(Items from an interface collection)

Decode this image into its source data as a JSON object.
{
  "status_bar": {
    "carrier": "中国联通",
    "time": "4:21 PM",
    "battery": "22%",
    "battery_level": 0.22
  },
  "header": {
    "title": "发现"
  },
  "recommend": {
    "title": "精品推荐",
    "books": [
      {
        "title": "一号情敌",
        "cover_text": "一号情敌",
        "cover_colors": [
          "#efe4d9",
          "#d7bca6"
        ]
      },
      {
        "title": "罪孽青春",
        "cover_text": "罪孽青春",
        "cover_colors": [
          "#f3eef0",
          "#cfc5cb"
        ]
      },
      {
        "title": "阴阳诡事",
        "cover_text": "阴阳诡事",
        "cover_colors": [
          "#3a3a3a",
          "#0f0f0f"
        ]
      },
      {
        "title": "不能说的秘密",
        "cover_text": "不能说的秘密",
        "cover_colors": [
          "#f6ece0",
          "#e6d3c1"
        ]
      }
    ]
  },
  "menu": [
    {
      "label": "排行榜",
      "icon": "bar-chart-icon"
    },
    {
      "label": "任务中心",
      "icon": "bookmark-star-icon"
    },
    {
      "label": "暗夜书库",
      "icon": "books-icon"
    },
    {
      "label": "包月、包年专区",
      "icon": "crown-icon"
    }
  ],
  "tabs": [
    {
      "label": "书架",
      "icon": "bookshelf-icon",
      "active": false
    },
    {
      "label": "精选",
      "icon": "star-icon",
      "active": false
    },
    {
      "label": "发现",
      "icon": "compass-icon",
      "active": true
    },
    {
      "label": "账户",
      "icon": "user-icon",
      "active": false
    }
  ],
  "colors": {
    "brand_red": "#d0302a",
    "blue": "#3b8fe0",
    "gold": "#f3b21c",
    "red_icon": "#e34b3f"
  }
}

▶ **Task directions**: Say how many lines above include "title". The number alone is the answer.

▶ **Response below**: 6